For all other species of diplopods examined, a simple prismatic epithelium has been reported.
The epithelium consists of absorptive cells (principal cell or digestive cell), generative cells (regenerative cell) and secretory cells, similar to the ones described for other species of diplopods, such as Oxidus gracilis (Neumann, 1985 apud Hopkin and Read, 1992), Glomeris marginata (Martin and Kirkham, 1989), Plusiopurus setiger (Fontanetti and Camargo-Mathias, 1997), Rhinocricus padbergi (Fantazzini et al., 2002) and Polynexus lagurus, Archispirostreptus gigas and Julus scandinavius (Sosinka et al., 2014).
The observation of absorptive cells in diplopods, including U.
In diplopods, the mode of secretion can be apocrine, as observed in the present study and described by Fontanetti et al.
The presence of calcium in the midgut of diplopods is well known, since these animals dwell in the soil.
Hopkin and Read (1992) also observed several granules of calcium phosphate arranged concentrically in intestinal cells of diplopods. According to Hubert (1979b), since the midgut is a site of mineral storage, it plays an important role in the ionic regulation of the organism, and consequently, the cyclic discharge of granules may be a form of excretion.
Diplopods as Bioindicators of Soils: Analysis of Midgut of Individuals Maintained in Substract Containing Sewage Sludge.
Studies of parajulid diplopods. The micro-anatomy of the alimentary canal of Parajulus impressus Say.

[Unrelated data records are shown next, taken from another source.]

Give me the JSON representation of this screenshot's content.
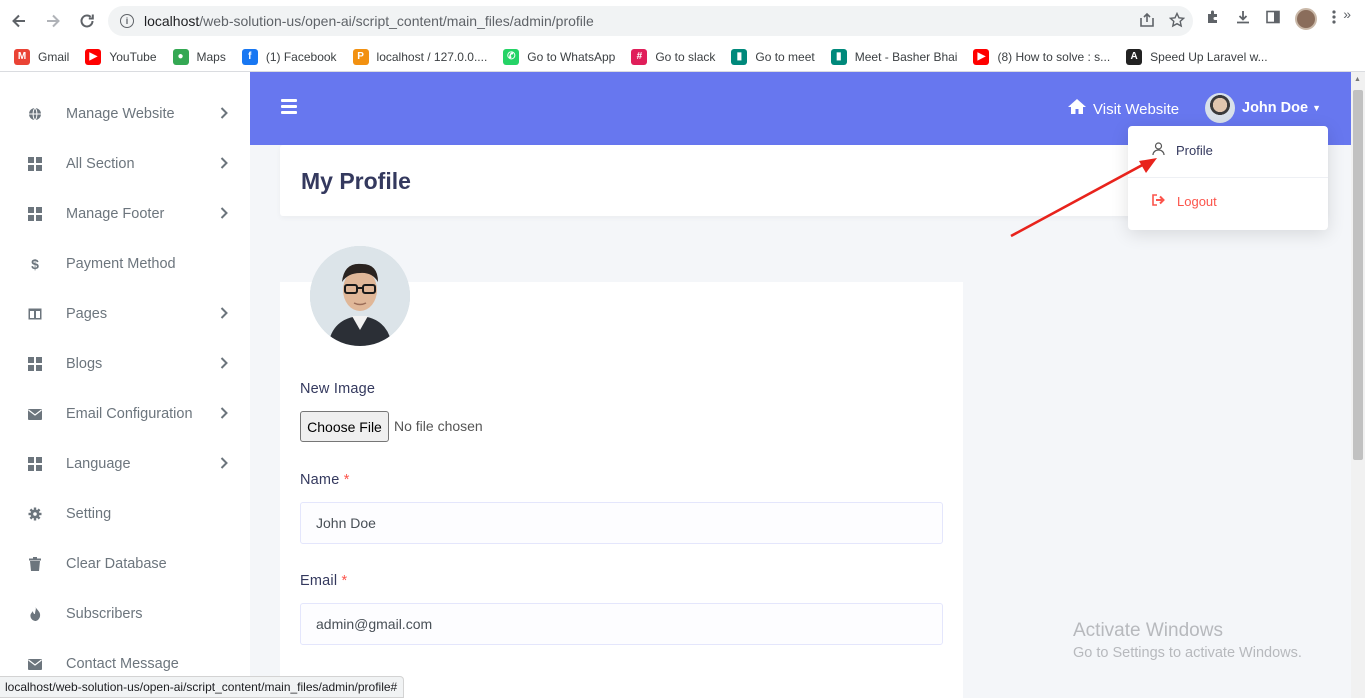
{
  "browser": {
    "url_host": "localhost",
    "url_path": "/web-solution-us/open-ai/script_content/main_files/admin/profile",
    "icons": [
      "back-arrow-icon",
      "forward-arrow-icon",
      "reload-icon",
      "info-icon",
      "share-icon",
      "star-icon",
      "puzzle-icon",
      "download-icon",
      "side-panel-icon",
      "kebab-menu-icon"
    ],
    "bookmarks": [
      {
        "label": "Gmail",
        "icon": "gmail-icon",
        "color": "#ea4335"
      },
      {
        "label": "YouTube",
        "icon": "youtube-icon",
        "color": "#ff0000"
      },
      {
        "label": "Maps",
        "icon": "maps-icon",
        "color": "#34a853"
      },
      {
        "label": "(1) Facebook",
        "icon": "facebook-icon",
        "color": "#1877f2"
      },
      {
        "label": "localhost / 127.0.0....",
        "icon": "phpmyadmin-icon",
        "color": "#f29111"
      },
      {
        "label": "Go to WhatsApp",
        "icon": "whatsapp-icon",
        "color": "#25d366"
      },
      {
        "label": "Go to slack",
        "icon": "slack-icon",
        "color": "#e01e5a"
      },
      {
        "label": "Go to meet",
        "icon": "meet-icon",
        "color": "#00897b"
      },
      {
        "label": "Meet - Basher Bhai",
        "icon": "meet-icon",
        "color": "#00897b"
      },
      {
        "label": "(8) How to solve : s...",
        "icon": "youtube-icon",
        "color": "#ff0000"
      },
      {
        "label": "Speed Up Laravel w...",
        "icon": "laravel-icon",
        "color": "#222222"
      }
    ],
    "status_url": "localhost/web-solution-us/open-ai/script_content/main_files/admin/profile#"
  },
  "sidebar": {
    "items": [
      {
        "label": "Manage Website",
        "icon": "globe-icon",
        "has_submenu": true
      },
      {
        "label": "All Section",
        "icon": "grid-icon",
        "has_submenu": true
      },
      {
        "label": "Manage Footer",
        "icon": "grid-icon",
        "has_submenu": true
      },
      {
        "label": "Payment Method",
        "icon": "dollar-icon",
        "has_submenu": false
      },
      {
        "label": "Pages",
        "icon": "columns-icon",
        "has_submenu": true
      },
      {
        "label": "Blogs",
        "icon": "grid-icon",
        "has_submenu": true
      },
      {
        "label": "Email Configuration",
        "icon": "envelope-icon",
        "has_submenu": true
      },
      {
        "label": "Language",
        "icon": "grid-icon",
        "has_submenu": true
      },
      {
        "label": "Setting",
        "icon": "gear-icon",
        "has_submenu": false
      },
      {
        "label": "Clear Database",
        "icon": "trash-icon",
        "has_submenu": false
      },
      {
        "label": "Subscribers",
        "icon": "fire-icon",
        "has_submenu": false
      },
      {
        "label": "Contact Message",
        "icon": "envelope-icon",
        "has_submenu": false
      }
    ]
  },
  "header": {
    "visit_website": "Visit Website",
    "user_name": "John Doe",
    "accent_color": "#6777ef"
  },
  "dropdown": {
    "profile": "Profile",
    "logout": "Logout",
    "logout_color": "#fc544b"
  },
  "page": {
    "title": "My Profile"
  },
  "form": {
    "new_image_label": "New Image",
    "choose_file": "Choose File",
    "file_status": "No file chosen",
    "name_label": "Name",
    "name_value": "John Doe",
    "email_label": "Email",
    "email_value": "admin@gmail.com",
    "required_mark": "*"
  },
  "watermark": {
    "line1": "Activate Windows",
    "line2": "Go to Settings to activate Windows."
  }
}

Acute and subchronic exposure of diplopods to substrate containing sewage mud: Tissular responses of the midgut.